This topic describes how to configure Airflow to secure your webserver.
Rendering Airflow UI in a Web Frame from another site¶
Using Airflow in a web frame is enabled by default. To disable this (and prevent click jacking attacks) set the below:
[webserver] x_frame_enabled = False
Disable Deployment Exposure Warning¶
Airflow warns when recent requests are made to
/robot.txt. To disable this warning set
False as below:
[webserver] warn_deployment_exposure = False
Sensitive Variable fields¶
Variable values that are deemed “sensitive” based on the variable name will be masked in the UI automatically. See Masking sensitive data for more details.
By default, Airflow requires users to specify a password prior to login. You can use the following CLI commands to create an account:
# create an admin user airflow users create \ --username admin \ --firstname Peter \ --lastname Parker \ --role Admin \ --email firstname.lastname@example.org
To deactivate the authentication and allow users to be identified as Anonymous, the following entry
$AIRFLOW_HOME/webserver_config.py needs to be set with the desired role that the Anonymous
user will have by default:
AUTH_ROLE_PUBLIC = 'Admin'
Be sure to checkout API for securing the API.
Airflow uses the config parser of Python. This config parser interpolates

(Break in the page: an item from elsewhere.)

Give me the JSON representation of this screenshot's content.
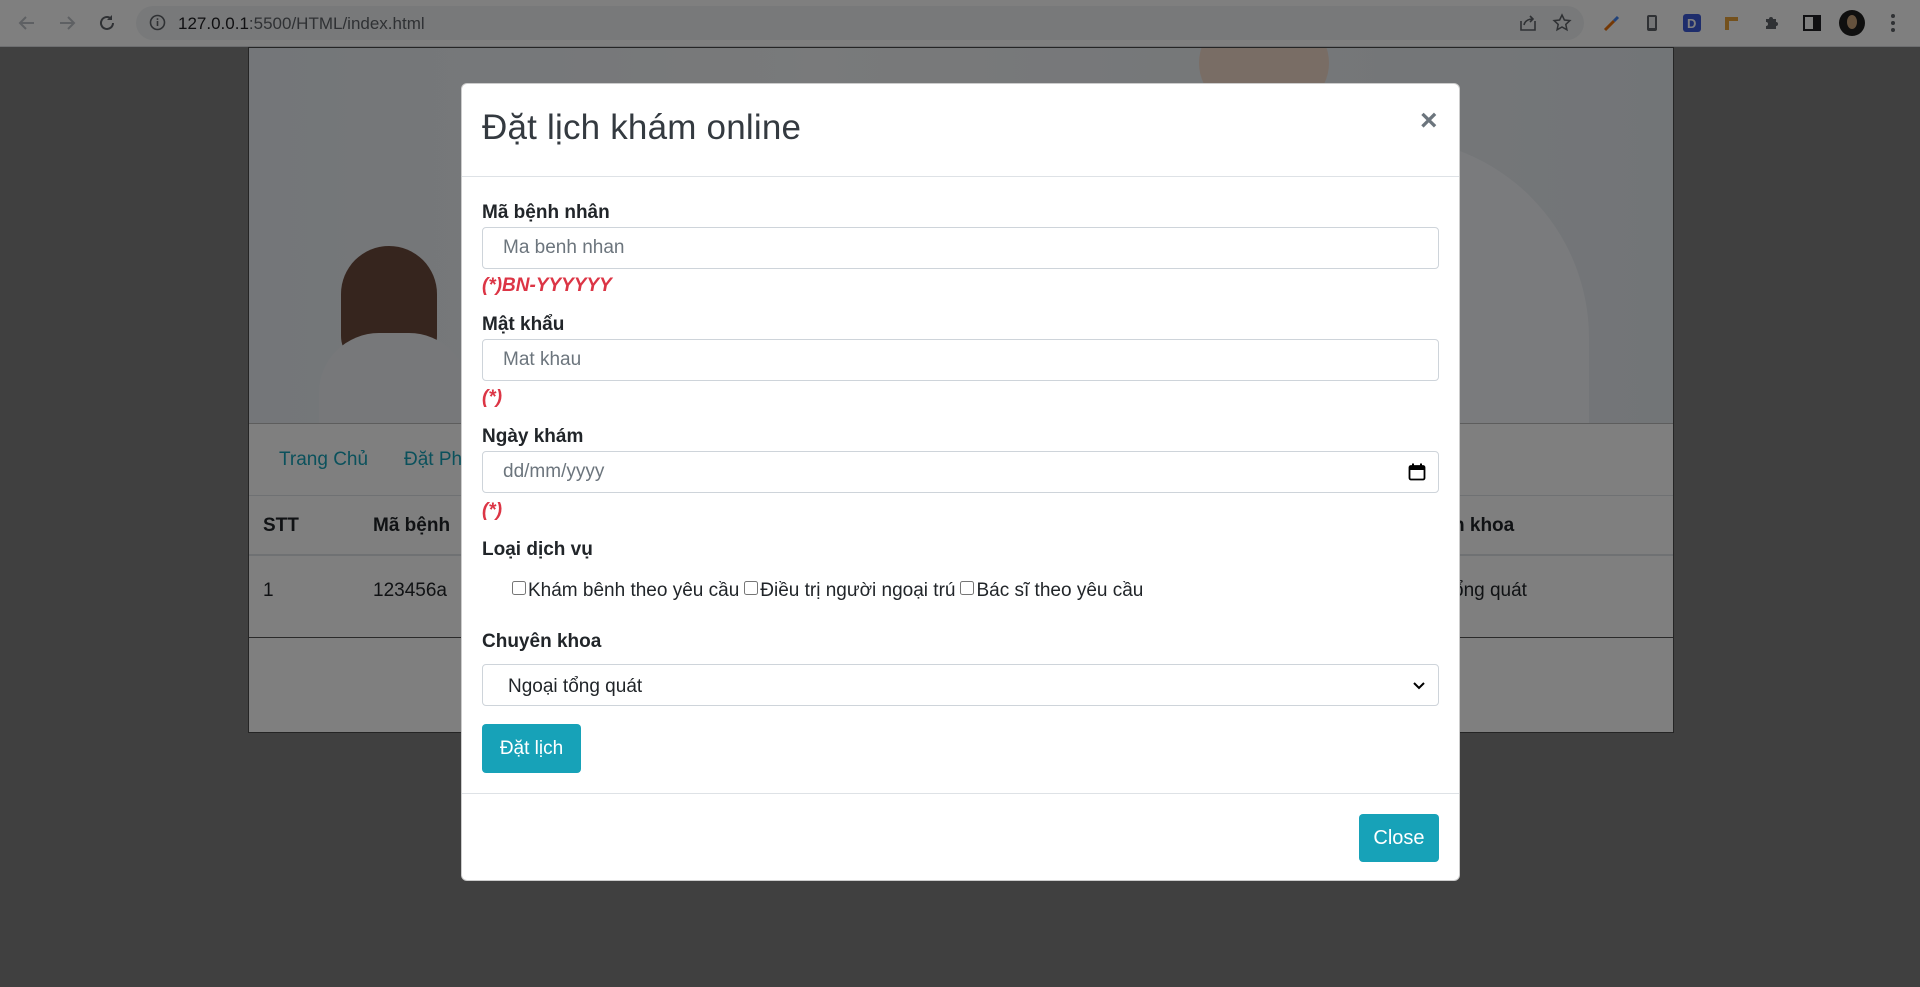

‘%’-signs. Make sure escape any
% signs in your config file (but not
environment variables) as
%%, otherwise Airflow might leak these

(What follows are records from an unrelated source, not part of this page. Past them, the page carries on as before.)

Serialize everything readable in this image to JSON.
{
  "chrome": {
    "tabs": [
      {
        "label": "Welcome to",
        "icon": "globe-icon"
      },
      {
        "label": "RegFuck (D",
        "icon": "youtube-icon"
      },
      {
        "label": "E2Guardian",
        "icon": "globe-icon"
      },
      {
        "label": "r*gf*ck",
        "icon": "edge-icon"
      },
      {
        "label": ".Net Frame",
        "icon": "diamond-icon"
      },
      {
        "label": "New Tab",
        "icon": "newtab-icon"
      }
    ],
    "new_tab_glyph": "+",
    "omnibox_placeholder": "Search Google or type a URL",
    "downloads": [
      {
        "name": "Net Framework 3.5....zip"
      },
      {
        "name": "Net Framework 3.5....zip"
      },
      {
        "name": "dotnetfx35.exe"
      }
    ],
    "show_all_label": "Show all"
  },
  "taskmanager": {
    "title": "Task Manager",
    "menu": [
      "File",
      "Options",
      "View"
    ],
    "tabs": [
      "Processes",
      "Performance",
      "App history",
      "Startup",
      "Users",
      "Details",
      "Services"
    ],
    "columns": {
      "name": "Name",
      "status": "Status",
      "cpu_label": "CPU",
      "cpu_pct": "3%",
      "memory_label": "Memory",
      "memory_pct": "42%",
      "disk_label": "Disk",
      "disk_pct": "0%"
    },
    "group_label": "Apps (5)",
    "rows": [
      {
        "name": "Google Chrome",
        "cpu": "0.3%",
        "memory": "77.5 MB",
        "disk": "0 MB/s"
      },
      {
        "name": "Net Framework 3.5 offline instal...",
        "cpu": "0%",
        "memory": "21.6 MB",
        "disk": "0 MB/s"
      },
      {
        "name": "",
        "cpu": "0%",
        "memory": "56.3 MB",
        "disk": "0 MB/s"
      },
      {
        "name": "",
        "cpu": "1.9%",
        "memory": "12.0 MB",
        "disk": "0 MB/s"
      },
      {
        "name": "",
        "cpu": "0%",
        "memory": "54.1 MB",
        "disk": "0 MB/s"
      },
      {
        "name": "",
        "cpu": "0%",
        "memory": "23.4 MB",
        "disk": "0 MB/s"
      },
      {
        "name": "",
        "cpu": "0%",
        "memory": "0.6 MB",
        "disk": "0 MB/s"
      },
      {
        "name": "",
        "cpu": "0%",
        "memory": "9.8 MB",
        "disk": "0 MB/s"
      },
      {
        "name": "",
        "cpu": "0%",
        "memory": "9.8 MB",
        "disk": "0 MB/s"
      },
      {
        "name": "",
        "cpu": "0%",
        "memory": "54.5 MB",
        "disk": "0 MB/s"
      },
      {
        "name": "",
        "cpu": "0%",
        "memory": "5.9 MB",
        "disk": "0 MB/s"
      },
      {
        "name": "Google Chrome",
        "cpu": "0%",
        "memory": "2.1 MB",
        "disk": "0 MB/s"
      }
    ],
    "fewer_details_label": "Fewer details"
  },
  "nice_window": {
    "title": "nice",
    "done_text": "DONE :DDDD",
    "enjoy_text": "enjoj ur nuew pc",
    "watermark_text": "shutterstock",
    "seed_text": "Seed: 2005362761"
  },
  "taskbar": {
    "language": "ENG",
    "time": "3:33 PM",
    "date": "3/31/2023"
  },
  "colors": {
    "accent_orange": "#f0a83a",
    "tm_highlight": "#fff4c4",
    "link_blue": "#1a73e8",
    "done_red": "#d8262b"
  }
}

passwords on a config parser exception to a log.
One of the simplest mechanisms for authentication is requiring users to specify a password before logging in.
Please use command line interface
airflow users create to create accounts, or do that in the UI.
Since Airflow 2.0, the default UI is the Flask App Builder RBAC. A
webserver_config.py configuration file
is automatically generated and can be used to configure the Airflow to support authentication
methods like OAuth, OpenID, LDAP, REMOTE_USER.
The default authentication option described in the Web Authentication section is related
with the following entry in the
AUTH_TYPE = AUTH_DB
Another way to create users is in the UI login page, allowing user self registration through a “Register” button.
The following entries in the
$AIRFLOW_HOME/webserver_config.py can be edited to make it possible:
AUTH_USER_REGISTRATION = True AUTH_USER_REGISTRATION_ROLE = "Desired Role For The Self Registered User" RECAPTCHA_PRIVATE_KEY = 'private_key' RECAPTCHA_PUBLIC_KEY = 'public_key' MAIL_SERVER = 'smtp.gmail.com' MAIL_USE_TLS = True MAIL_USERNAME = 'email@example.com' MAIL_PASSWORD = 'passwordformail' MAIL_DEFAULT_SENDER = 'firstname.lastname@example.org'
Flask-Mail needs to be installed through pip to allow user self registration since it is a
feature provided by the framework Flask-AppBuilder.
To support authentication through a third-party provider, the
AUTH_TYPE entry needs to be updated with the
desired option like OAuth, OpenID, LDAP, and the lines with references for the chosen option need to have
the comments removed and configured in the
For more details, please refer to Security section of FAB documentation.
SSL can be enabled by providing a certificate and key. Once enabled, be sure to use “https://” in your browser.
[webserver] web_server_ssl_cert = <path to cert> web_server_ssl_key = <path to key>
Enabling SSL will not automatically change the web server port. If you want to use the standard port 443, you’ll need to configure that too. Be aware that super user privileges (or cap_net_bind_service on Linux) are required to listen on port 443.
# Optionally, set the server to listen on the standard SSL port. web_server_port = 443 base_url = http://<hostname or IP>:443
Enable CeleryExecutor with SSL. Ensure you properly generate client and server certs and keys.
[celery] ssl_active = True ssl_key = <path to key> ssl_cert = <path to cert> ssl_cacert = <path to cacert>
Airflow can be configured to limit the number of authentication requests in a given time window. We are using
Flask-Limiter to achieve that and by default Airflow
uses per-webserver default limit of 5 requests per 40 second fixed window. By default no common storage for
rate limits is used between the gunicorn processes you run so rate-limit is applied separately for each process,
so assuming random distribution of the requests by gunicorn with single webserver instance and default 4
gunicorn workers, the effective rate limit is 5 x 4 = 20 requests per 40 second window (more or less).
However you can configure the rate limit to be shared between the processes by using rate limit storage via
RATELIMIT_* configuration settings in
For example, to use Redis as a rate limit storage you can use the following configuration (you need
redis_host to your Redis instance)
RATELIMIT_STORAGE_URI = 'redis://redis_host:6379/0
You can also configure other rate limit settings in
webserver_config.py - for more details, see the
Flask Limiter rate limit configuration.